So what’s my perspective on this whole mess? While I agree with positions Mr. Steyn and Mr. Kelly staked out in their articles, Ralph Peters’ article is very compelling, especially after spending time in an Islamic country.

There is a point where we all have to agree to disagree. In modern Western democracies, we can yell and scream at each other until we are blue in the face yet still break bread with each other. I personally know this because I have engaged in verbal combat with many people in Jefferson City yet I am still invited to their homes and spend time with their families to eat, drink, and be merry. Maybe they enjoy the company of my bride more or they like the food I bring, who knows but God bless you all!

That is not the case in many Islamic countries. Dissent is not tolerated. My personal observations here tell me that while Afghanistan has come a long way, it still has a long way to go. So far, politicians haven’t gunned each other down in the Wolesi Jirga (the legislature) but there is still an active insurgency prosecuted by people who do not want to participate in the give and take of a democracy. In short, these guys aren’t tolerant of others views and will brook no dissent.

James Pinkerton in his article focuses on how multiculturalism is to blame for the mess. It is hard to be tolerant when you have some loudmouth screaming “more 9/11’s” when he can’t protest in his home country and he is advocating the destruction of your family. When my bride and I talked about this when I called home I pretty much said “screw em, if they can’t develop a thicker skin then they will never have a culture that will function in a democratic society”. I still believe that, but this whole mess over the cartoons misses the point and the article by Ralph Peters brings it home.

Instead of attacking the Muslim community over it’s treatment of women, it’s unwillingness to allow other religions to exist within their countries, or it’s denial of the occurrence of the Holocaust, they make a gratuitous attack on the centerpiece of the Muslim faith.

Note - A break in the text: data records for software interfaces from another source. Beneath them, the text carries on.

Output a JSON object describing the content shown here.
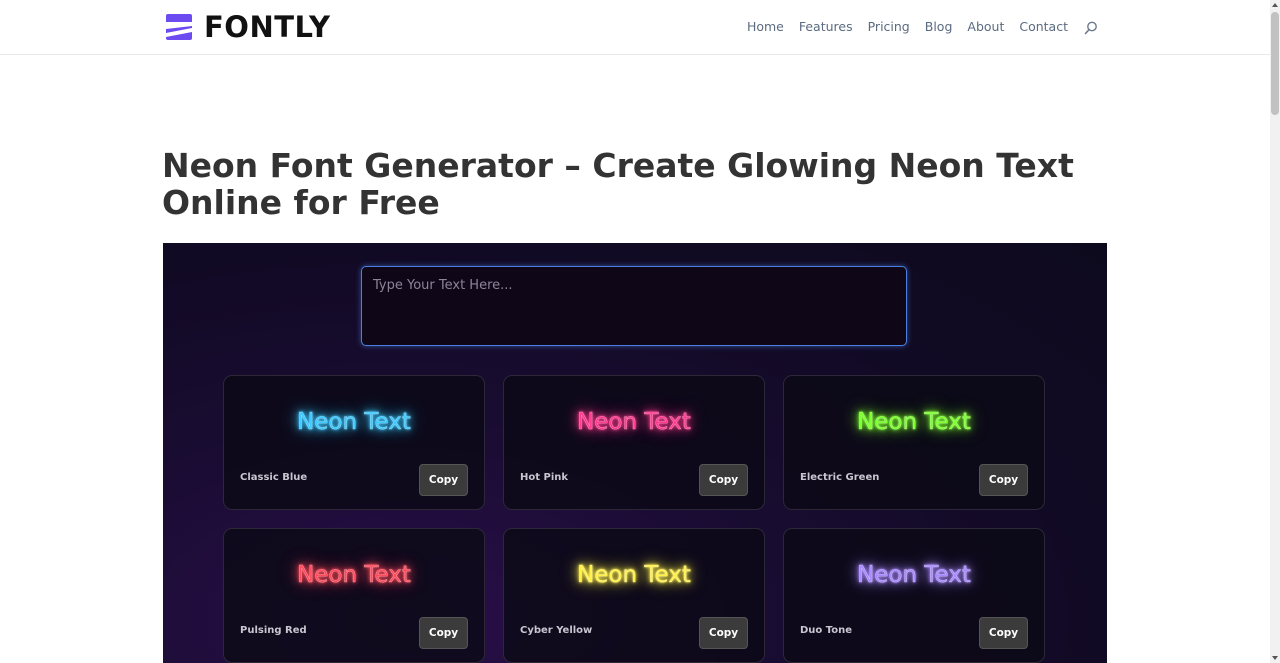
{
  "brand": {
    "name": "FONTLY",
    "accent": "#6c4cf0"
  },
  "nav": {
    "items": [
      "Home",
      "Features",
      "Pricing",
      "Blog",
      "About",
      "Contact"
    ],
    "search_icon": "search-icon"
  },
  "page": {
    "title": "Neon Font Generator – Create Glowing Neon Text Online for Free"
  },
  "generator": {
    "input_placeholder": "Type Your Text Here...",
    "input_value": "",
    "copy_label": "Copy",
    "styles": [
      {
        "preview": "Neon Text",
        "name": "Classic Blue",
        "color": "#3ec9ff"
      },
      {
        "preview": "Neon Text",
        "name": "Hot Pink",
        "color": "#ff3c8e"
      },
      {
        "preview": "Neon Text",
        "name": "Electric Green",
        "color": "#7cff2e"
      },
      {
        "preview": "Neon Text",
        "name": "Pulsing Red",
        "color": "#ff4b5c"
      },
      {
        "preview": "Neon Text",
        "name": "Cyber Yellow",
        "color": "#fff04a"
      },
      {
        "preview": "Neon Text",
        "name": "Duo Tone",
        "color": "#a98bff"
      }
    ]
  }
}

How many people remember the controversy back in the 1990’s about the Federal Government funding an art exhibit where there was a depiction of the Crucifix in a jar of urine? Or the uproar over the movie that had Jesus having sexual relations with Mary Magdelene? While the glitterati amused themselves by supporting these examples of “artistic expression”, many people in “fly over country” were clearly not amused.

I do have some sympathy for the Muslims, only because as a Christian I do not enjoy seeing my faith ridiculed by people who think they are superior to me. Having said that, I draw the line at calling for the death of people I do not agree with.

Democracy is not for the faint of heart. You have to have a thick skin, discipline, and a willingness to engage your opponent face to face verbally and having to listen to the vitriol that others say about you. What we are seeing here are the Europeans missing the mark by picking the wrong fight and Muslims demonstrating yet again that they still have a lot to learn about dissent and tolerance.